Don’t get me wrong: American politics has always been about a lot of things (from nativism and racism to foreign entanglements and so-called cultural issues). But Hofstadter’s argument that “American political life has rarely been touched by the most acute varieties of class conflict” is just plain wrong. American politics has also always been about class and class conflict—about the class dimensions of U.S. economy and society, both quantitative and qualitative—including the “most acute varieties,” if by that we mean open and transparent, as against hidden behind other issues and themes.

Already in this campaign, we’re getting another lesson in the class dimensions of American politics.


Nate Silver, for example, dismisses the idea that Donald Trump’s candidacy is a “working-class” rebellion against Republican elites:

As compared with most Americans, Trump’s voters are better off. The median household income of a Trump voter so far in the primaries is about $72,000, based on estimates derived from exit polls and Census Bureau data. That’s lower than the $91,000 median for Kasich voters. But it’s well above the national median household income of about $56,000. It’s also higher than the median income for Hillary Clinton and Bernie Sanders supporters, which is around $61,000 for both.

While Thomas Frank makes it clear that, although America is still burning seven years after the so-called recovery began, the Democratic party establishment couldn’t care less.

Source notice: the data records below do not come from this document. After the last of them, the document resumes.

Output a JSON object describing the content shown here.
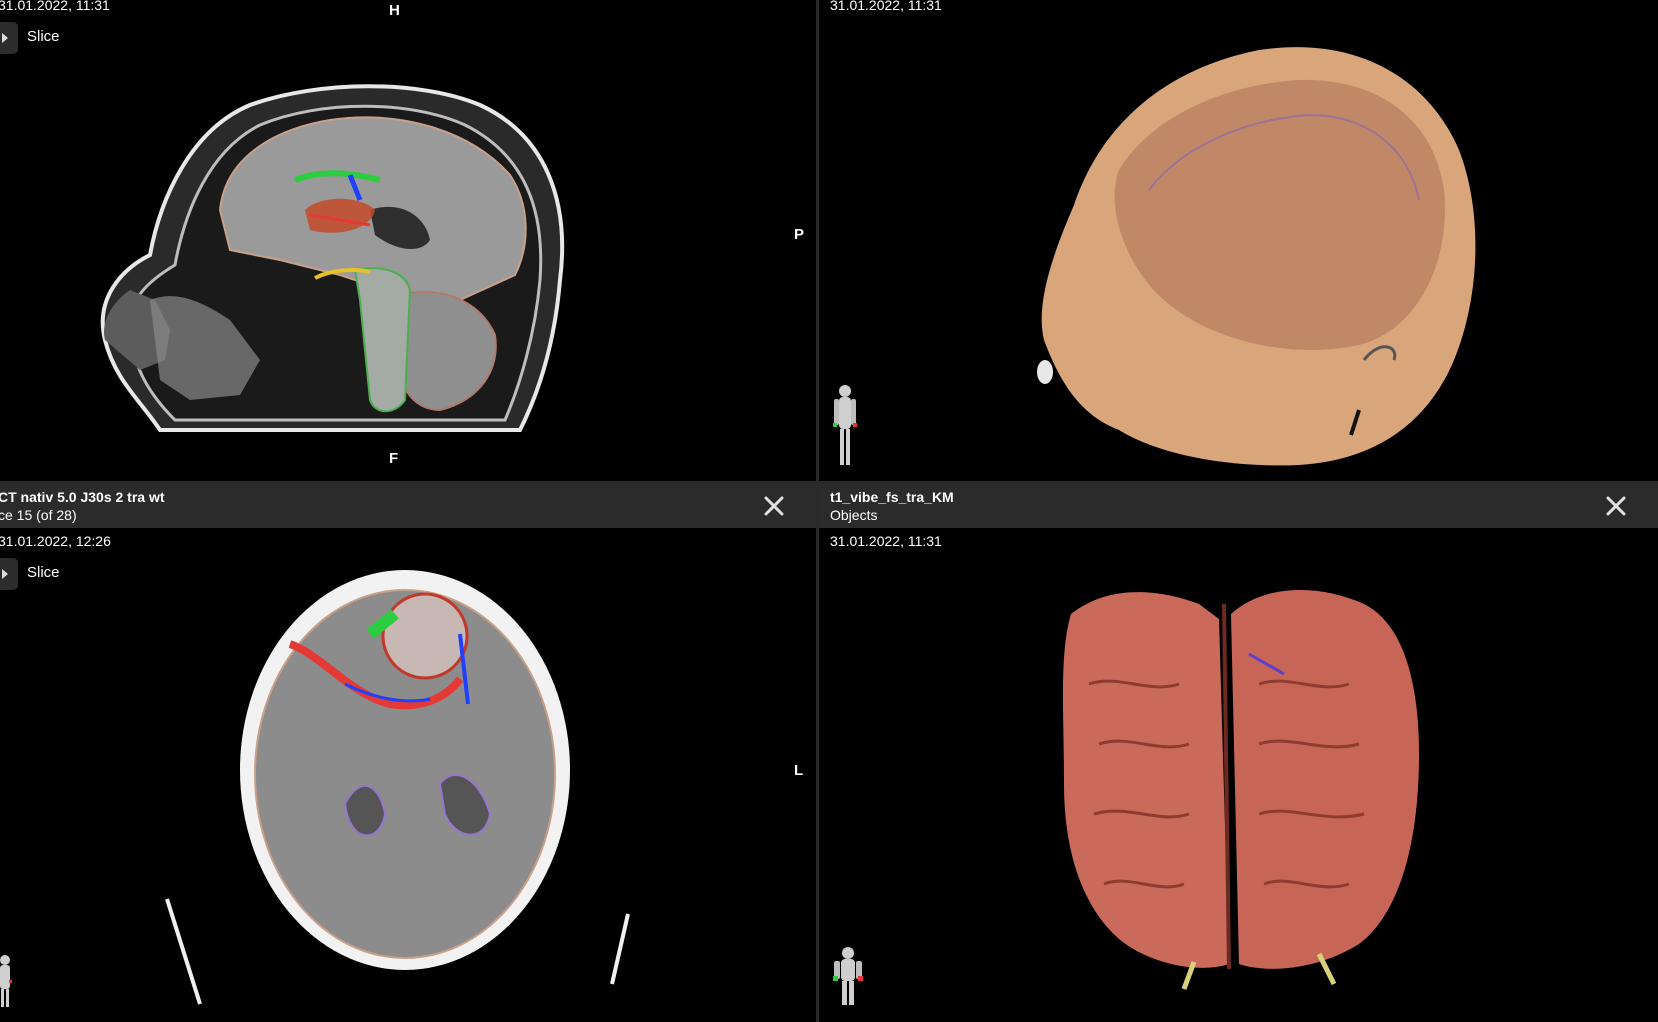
{
  "viewports": {
    "top_left": {
      "date": "31.01.2022, 11:31",
      "slice_label": "Slice",
      "orientation": {
        "top": "H",
        "right": "P",
        "bottom": "F"
      }
    },
    "top_right": {
      "date": "31.01.2022, 11:31"
    },
    "bottom_left": {
      "series_title": "CT nativ 5.0 J30s 2 tra wt",
      "series_sub": "ce 15 (of 28)",
      "date": "31.01.2022, 12:26",
      "slice_label": "Slice",
      "orientation": {
        "right": "L"
      }
    },
    "bottom_right": {
      "series_title": "t1_vibe_fs_tra_KM",
      "series_sub": "Objects",
      "date": "31.01.2022, 11:31"
    }
  },
  "icons": {
    "close": "close-icon",
    "slice_toggle": "play-arrow-icon",
    "orientation_figure": "body-orientation-icon"
  },
  "colors": {
    "background": "#000000",
    "header": "#2b2b2b",
    "skin": "#d9a57a",
    "brain": "#c96a5a"
  }
}
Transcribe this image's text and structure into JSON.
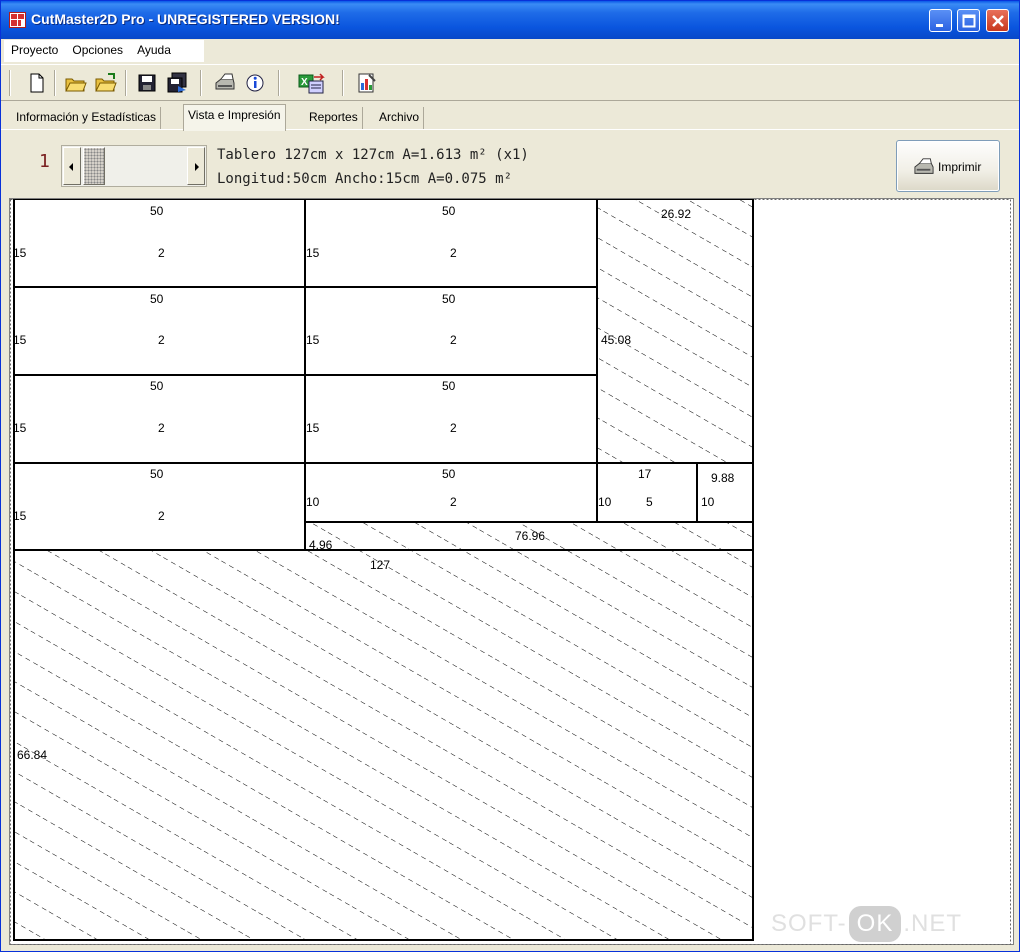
{
  "window": {
    "title": "CutMaster2D Pro - UNREGISTERED VERSION!"
  },
  "menu": [
    "Proyecto",
    "Opciones",
    "Ayuda"
  ],
  "toolbar": {
    "buttons": [
      "new-file-icon",
      "open-folder-icon",
      "open-folder-arrow-icon",
      "save-icon",
      "save-all-icon",
      "print-icon",
      "info-icon",
      "export-excel-icon",
      "report-icon"
    ]
  },
  "tabs": [
    "Información y Estadísticas",
    "Vista e Impresión",
    "Reportes",
    "Archivo"
  ],
  "active_tab": "Vista e Impresión",
  "header": {
    "page_number": "1",
    "line1": "Tablero 127cm x 127cm A=1.613 m² (x1)",
    "line2": "Longitud:50cm Ancho:15cm A=0.075 m²",
    "print_label": "Imprimir"
  },
  "layout": {
    "pieces": [
      {
        "row": 1,
        "col": 1,
        "top": "50",
        "left": "15",
        "center": "2"
      },
      {
        "row": 1,
        "col": 2,
        "top": "50",
        "left": "15",
        "center": "2"
      },
      {
        "row": 2,
        "col": 1,
        "top": "50",
        "left": "15",
        "center": "2"
      },
      {
        "row": 2,
        "col": 2,
        "top": "50",
        "left": "15",
        "center": "2"
      },
      {
        "row": 3,
        "col": 1,
        "top": "50",
        "left": "15",
        "center": "2"
      },
      {
        "row": 3,
        "col": 2,
        "top": "50",
        "left": "15",
        "center": "2"
      },
      {
        "row": 4,
        "col": 1,
        "top": "50",
        "left": "15",
        "center": "2"
      },
      {
        "row": 4,
        "col": 2,
        "top": "50",
        "left": "10",
        "center": "2"
      },
      {
        "row": 4,
        "col": 3,
        "top": "17",
        "left": "10",
        "center": "5"
      },
      {
        "row": 4,
        "col": 4,
        "top": "9.88",
        "left": "10",
        "center": ""
      }
    ],
    "waste": [
      {
        "name": "waste-right-top",
        "top": "26.92",
        "left": "45.08"
      },
      {
        "name": "waste-strip",
        "top": "76.96",
        "left": "4.96"
      },
      {
        "name": "waste-bottom",
        "top": "127",
        "left": "66.84"
      }
    ]
  },
  "watermark": {
    "left": "SOFT-",
    "middle": "OK",
    "right": ".NET"
  }
}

The party’s leadership is largely drawn from a satisfied cohort that has done quite well in the aftermath of the Great Recession. They’ve got a good thing going. Convinced that the country’s ongoing demographic shifts will bring Democratic victory for years to come, they seem to believe the party’s candidates need do nothing differently to harvest future electoral bumper crops. The seeds are already planted. All that is required is patience. . .

In reality, Donald Trump is a bigot of such pungent vileness that the victory of the Democratic candidate this fall is virtually assured. Absent some terrorist attack … or some FBI action on the Clinton email scandal … or some outrageous act of reasonableness by Trump himself, the blowhard is going to lose.

This, in turn, frees the Democratic leadership to do whatever they want, to cast themselves in any role they choose. They do not need to move to “the center” this time. They do not need to come up with some ingenious way to get Wall Street off the hook. They do not need to beat up on working people’s organizations.

That they seem to want to do all these things anyway tells us everything we need to know about who they really are: a party of the high-achieving professional class that is always looking for a way to dismiss the economic concerns of ordinary people.

We already have a pretty good sense about how class politics are going to play out in this campaign: both major-party candidates (and the establishments that line up with them) are going to pretend they’re concerned about the economic issues that worry ordinary people—and then they’ll propose policies and strategies that do nothing whatsoever to resolve those issues.

In other words, they’ll play the class card and then deal from (and for) the top of the deck.